When to use Orchest#

You might be wondering when to use Orchest since there are several workflow management and pipeline orchestration solutions out there. They all share some similarities: they all provide some way to define a DAG of tasks, and infrastructure to monitor its results. However, there are notable differences between tools.

Who is Orchest good for?#

  • Small data teams tasked with a broad range of responsibilities: If your team is small and is responsible for everything from analytics to MLOps, you will probably benefit from using Orchest: its interface is easy to learn, turning notebooks into batch jobs is straightforward, and it will take care of orchestrating the computation behind the scenes.

  • Data Scientists and Engineers that love Jupyter notebooks: Even though you can use scripts as your pipeline steps as well, Orchest has deep JupyterLab integration, bundles a few useful extensions, and is integrated seamlessly with your existing workflow. If you already love Jupyter notebooks, then you will feel right at home in Orchest.

  • Anyone who is looking to create pipelines through a visual interface: Rather than defining your steps in YAML files, you can connect them with the Orchest Pipeline editor. You can even get started by creating a pipeline from an existing project straight away: assign your existing files to steps and connect them to form a pipeline.

When are the alternatives worth considering?#

There are some cases in which Orchest might not be the best tool for your use case. Here are a few of them:

  • If your steps need more granularity: In Orchest, every Pipeline step is either a Jupyter Notebook or a script written in any of the currently supported Choosing a programming language in Orchest. However, if you want to describe your computation in terms of functions, you might want to look into frameworks like Apache Airflow.

  • If you want to define your steps with a low-code tool: The Orchest Pipeline editor is a visual interface that allows you to connect the different steps of your DAG. However, each of those steps contains actual code that you or someone from your team needs to write. If you are looking for a tool that is apt for non-coders as well, something like Dataiku might better suit your use case.

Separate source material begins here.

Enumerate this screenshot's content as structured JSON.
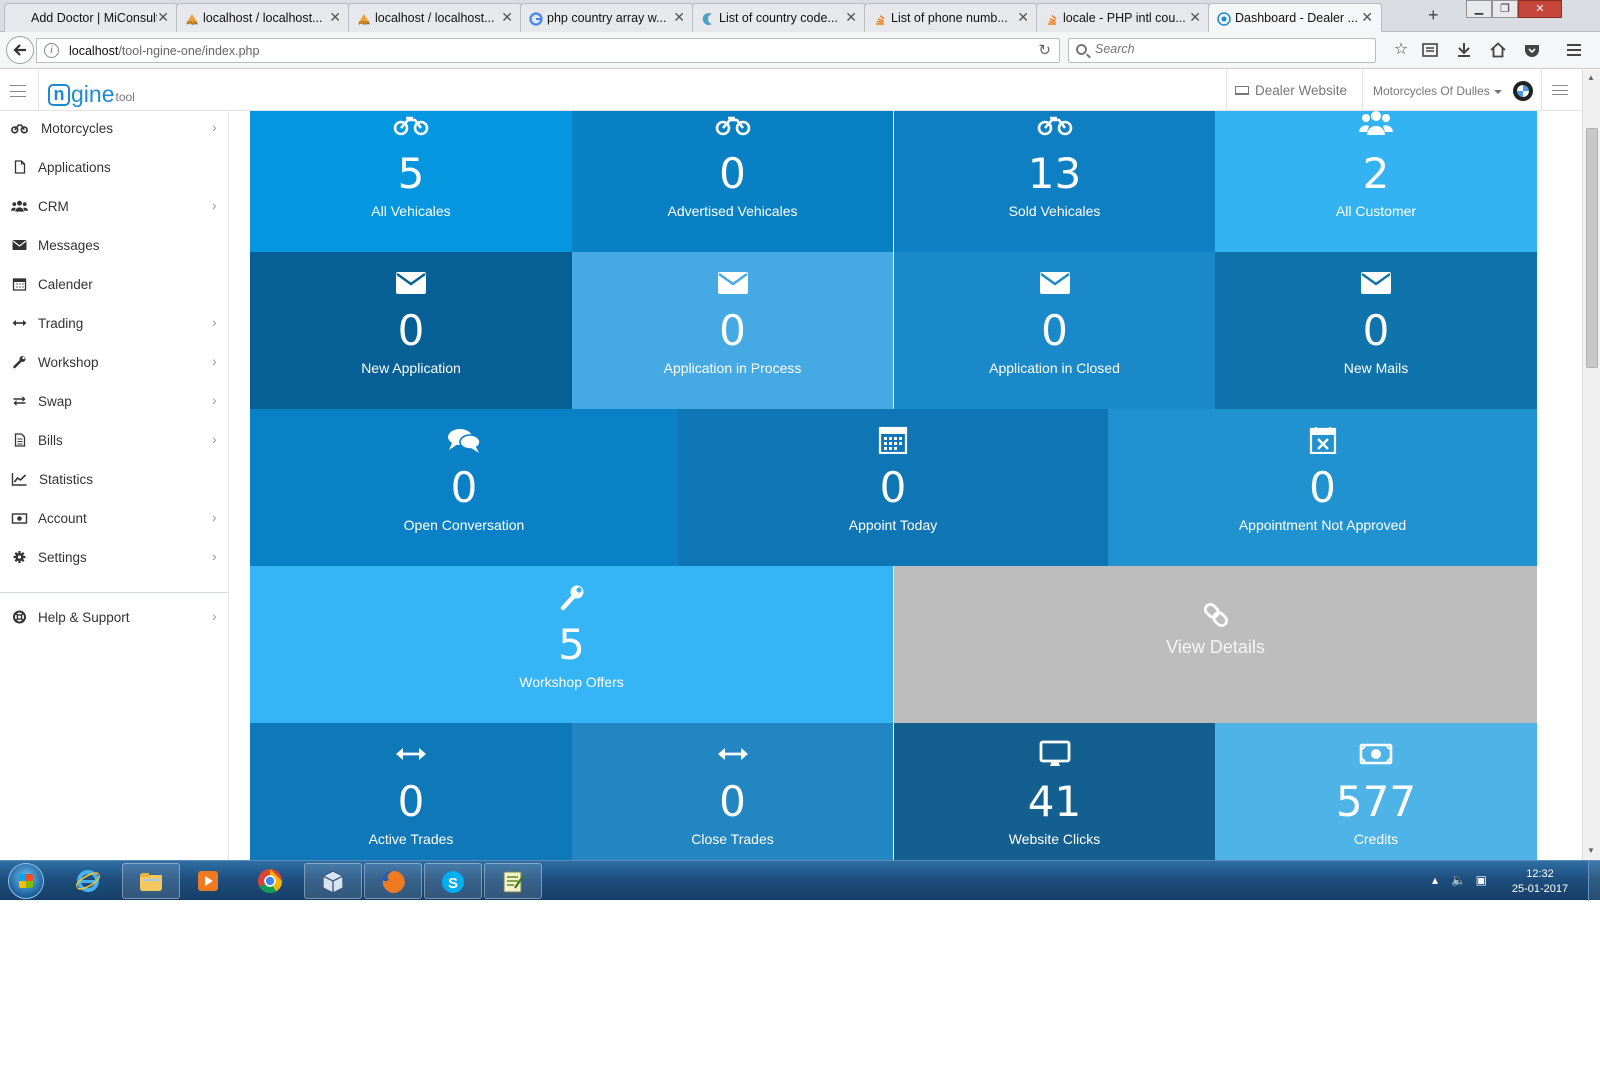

  • If you need a more integrated solution: Orchest allows you to define pipelines with scripts and notebooks, and you can reuse any open source library or framework you need for your tasks. However, you might be looking for a more integrated solution that assists you with some common tasks instead of having to implement them yourself, like experiment tracking, model serving, hyperparameter tuning, and such. In this case, Apache Airflow, Kubeflow, or Azure Data Factory might be better for your needs.